The Korean Society of Emergency Medicine (KSEM) released a statement Tuesday, calling for local autonomous bodies to refurbish their system to get better prepared for making medical responses in times of disasters by utilizing emergency medical funds.
“While participating in the medical support activities during the Sewol catastrophe, we have come to realize how weak and temporary Korea’s medical support system was in responding to disasters,” the statement said. “Fortunately but belatedly, the government began to designate and operate regional disaster-response facilities. However, it still leaves much to be desired as far as emergency response system is concerned.”
“When disasters happen, we can minimize damages only when municipal and provincial governments and their medical workforce can respond to them early,” the statement went on to say. “Local governments are primary organizations to conduct disaster medical treatment along with regional medical professionals, but many of these autonomous bodies are experiencing difficulties allocating human and material resources and training experts.”
KSEM pointed out that the current disaster medical response system fails to reflect local circumstances.
The statement noted that disasters have different features depending on the region, which means each region should have its level of preparation regarding workforce and facilities to deal with disasters.
It stressed the central government should allow these localities to use their emergency medical funds for improving disaster medical responses, making policies and training people.
Citing the example of the Sewol rescue operation during which many divers suffered from decompression sickness, it pointed out there were not a single hyperbaric facility used for gas poisoning or decompression trouble in South Jeolla Province and Gwangju.
The statement also indicated there are too few opportunities to train the medical workforce to establish an emergency medical system, and institutional guarantee is inadequate.
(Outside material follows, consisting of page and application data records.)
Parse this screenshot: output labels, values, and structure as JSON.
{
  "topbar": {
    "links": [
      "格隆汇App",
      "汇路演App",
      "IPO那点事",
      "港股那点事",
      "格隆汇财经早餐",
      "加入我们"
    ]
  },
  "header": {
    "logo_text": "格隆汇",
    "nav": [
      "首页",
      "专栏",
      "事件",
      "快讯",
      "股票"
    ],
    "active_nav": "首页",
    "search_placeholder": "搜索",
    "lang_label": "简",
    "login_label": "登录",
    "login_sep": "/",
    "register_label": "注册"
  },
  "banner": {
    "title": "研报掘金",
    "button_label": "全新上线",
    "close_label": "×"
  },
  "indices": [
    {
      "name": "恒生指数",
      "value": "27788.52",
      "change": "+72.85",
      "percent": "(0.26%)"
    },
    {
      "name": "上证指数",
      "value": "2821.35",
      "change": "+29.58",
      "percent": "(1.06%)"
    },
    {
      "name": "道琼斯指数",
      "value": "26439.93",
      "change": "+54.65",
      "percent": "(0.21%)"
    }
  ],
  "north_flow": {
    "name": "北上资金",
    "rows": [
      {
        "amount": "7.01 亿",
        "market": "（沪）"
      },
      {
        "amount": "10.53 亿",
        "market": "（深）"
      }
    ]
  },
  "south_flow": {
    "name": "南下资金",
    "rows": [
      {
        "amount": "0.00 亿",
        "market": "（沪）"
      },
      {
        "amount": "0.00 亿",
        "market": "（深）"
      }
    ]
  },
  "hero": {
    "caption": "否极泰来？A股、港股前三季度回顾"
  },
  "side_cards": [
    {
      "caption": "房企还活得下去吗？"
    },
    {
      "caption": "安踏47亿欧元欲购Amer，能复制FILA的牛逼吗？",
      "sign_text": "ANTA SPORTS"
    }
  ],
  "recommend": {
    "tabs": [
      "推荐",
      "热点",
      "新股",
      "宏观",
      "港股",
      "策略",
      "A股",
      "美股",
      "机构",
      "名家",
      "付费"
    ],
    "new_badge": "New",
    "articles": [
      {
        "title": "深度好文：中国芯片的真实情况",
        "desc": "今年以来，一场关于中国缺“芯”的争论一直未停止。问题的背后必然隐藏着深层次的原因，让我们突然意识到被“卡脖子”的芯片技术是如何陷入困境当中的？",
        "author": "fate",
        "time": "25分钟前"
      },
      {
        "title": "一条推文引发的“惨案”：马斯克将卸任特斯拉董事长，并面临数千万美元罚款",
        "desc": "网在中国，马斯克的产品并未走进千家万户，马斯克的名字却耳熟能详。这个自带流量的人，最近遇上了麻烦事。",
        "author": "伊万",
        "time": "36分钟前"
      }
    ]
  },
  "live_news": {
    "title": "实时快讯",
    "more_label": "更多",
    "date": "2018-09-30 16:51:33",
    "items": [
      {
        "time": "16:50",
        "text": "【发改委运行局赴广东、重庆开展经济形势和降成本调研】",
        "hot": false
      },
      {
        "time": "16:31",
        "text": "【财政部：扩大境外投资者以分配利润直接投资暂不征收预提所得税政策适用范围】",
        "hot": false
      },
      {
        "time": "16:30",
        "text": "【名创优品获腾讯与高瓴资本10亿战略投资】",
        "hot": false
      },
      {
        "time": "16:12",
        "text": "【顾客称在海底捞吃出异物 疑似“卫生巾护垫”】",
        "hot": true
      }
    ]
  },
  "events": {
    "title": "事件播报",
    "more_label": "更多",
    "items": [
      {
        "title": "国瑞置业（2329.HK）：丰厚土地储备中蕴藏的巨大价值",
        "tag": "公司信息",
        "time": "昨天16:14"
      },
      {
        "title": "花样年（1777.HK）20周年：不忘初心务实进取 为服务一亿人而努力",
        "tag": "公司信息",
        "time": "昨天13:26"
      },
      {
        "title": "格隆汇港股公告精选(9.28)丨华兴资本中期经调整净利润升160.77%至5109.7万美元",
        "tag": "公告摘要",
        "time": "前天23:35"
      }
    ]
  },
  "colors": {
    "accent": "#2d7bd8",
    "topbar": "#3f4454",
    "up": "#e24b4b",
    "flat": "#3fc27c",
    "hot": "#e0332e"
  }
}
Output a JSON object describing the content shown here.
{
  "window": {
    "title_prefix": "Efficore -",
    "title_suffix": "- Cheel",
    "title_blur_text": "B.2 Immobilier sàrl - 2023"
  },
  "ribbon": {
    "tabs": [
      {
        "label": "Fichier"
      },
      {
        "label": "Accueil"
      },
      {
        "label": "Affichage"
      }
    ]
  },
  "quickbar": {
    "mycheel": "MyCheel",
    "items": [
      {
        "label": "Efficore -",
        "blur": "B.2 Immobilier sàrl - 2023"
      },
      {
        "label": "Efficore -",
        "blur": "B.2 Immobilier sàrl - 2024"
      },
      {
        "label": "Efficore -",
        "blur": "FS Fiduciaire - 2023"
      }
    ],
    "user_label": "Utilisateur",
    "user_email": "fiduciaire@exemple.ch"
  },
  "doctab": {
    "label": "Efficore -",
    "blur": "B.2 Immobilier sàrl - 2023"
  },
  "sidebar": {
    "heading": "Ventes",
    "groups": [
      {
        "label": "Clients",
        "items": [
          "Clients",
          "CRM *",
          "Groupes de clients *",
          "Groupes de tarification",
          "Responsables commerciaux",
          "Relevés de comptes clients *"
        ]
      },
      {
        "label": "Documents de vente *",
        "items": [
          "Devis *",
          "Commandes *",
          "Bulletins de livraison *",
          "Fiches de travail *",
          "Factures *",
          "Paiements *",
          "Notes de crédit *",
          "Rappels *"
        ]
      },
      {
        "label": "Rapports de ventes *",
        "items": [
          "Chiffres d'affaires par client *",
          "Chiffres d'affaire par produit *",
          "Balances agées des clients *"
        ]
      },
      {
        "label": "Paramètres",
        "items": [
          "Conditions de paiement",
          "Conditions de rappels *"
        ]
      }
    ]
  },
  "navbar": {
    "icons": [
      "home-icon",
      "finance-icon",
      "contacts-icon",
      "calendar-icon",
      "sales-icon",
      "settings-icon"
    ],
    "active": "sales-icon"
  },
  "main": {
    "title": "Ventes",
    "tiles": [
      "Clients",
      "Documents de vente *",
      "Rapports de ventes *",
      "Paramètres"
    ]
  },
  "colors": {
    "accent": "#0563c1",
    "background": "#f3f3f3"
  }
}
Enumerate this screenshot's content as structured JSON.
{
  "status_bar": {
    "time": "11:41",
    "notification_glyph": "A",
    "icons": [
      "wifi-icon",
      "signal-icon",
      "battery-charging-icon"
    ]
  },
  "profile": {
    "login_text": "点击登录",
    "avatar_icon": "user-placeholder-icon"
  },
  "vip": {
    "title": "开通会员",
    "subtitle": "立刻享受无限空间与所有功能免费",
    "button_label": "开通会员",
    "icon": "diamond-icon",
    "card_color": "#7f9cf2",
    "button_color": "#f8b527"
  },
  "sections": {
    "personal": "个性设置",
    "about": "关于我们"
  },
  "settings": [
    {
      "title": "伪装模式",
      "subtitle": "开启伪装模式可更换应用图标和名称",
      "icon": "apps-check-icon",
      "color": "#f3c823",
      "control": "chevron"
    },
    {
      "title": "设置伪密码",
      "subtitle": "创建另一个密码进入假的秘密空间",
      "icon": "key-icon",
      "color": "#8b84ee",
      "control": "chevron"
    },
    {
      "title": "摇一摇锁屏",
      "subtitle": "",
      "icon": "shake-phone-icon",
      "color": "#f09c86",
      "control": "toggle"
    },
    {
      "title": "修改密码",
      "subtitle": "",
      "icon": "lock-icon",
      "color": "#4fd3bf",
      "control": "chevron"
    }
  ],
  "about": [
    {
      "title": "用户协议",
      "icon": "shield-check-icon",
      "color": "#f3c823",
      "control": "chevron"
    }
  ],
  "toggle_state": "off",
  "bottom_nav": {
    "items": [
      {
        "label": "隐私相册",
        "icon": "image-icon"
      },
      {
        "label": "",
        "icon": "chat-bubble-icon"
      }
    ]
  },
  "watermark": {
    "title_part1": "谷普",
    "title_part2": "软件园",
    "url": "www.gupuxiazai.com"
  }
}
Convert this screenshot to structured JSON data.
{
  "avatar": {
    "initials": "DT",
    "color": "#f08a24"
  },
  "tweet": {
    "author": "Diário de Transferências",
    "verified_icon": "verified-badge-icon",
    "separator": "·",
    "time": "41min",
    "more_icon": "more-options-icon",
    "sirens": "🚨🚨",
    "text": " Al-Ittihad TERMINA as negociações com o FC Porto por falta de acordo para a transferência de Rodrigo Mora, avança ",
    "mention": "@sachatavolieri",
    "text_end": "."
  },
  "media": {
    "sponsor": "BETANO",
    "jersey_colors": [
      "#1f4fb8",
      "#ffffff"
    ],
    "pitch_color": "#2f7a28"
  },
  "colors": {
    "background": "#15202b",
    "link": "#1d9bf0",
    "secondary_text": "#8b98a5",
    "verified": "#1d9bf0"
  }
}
Most advanced countries, including the United States, are training disaster relief medical professionals by registering them in advance, but Korea is not doing so.
“Korea doesn’t have a prior registration system. Whenever accidents occur, people on duty are temporarily assigned to handle them. Because they aren’t skilled people, systematic activities with other people on the field are impossible,” it said. “Site controllers, too, leave the treatment to nearby medical staff while not sure they are experienced medical specialists. That system requires urgent improvement.”
To solve this problem, it is necessary to implement a registration system for medical staffs to deal with disasters, and grant the status of government employees to such registered people, KSEM added.
<© Korea Biomedical Review, All rights reserved.>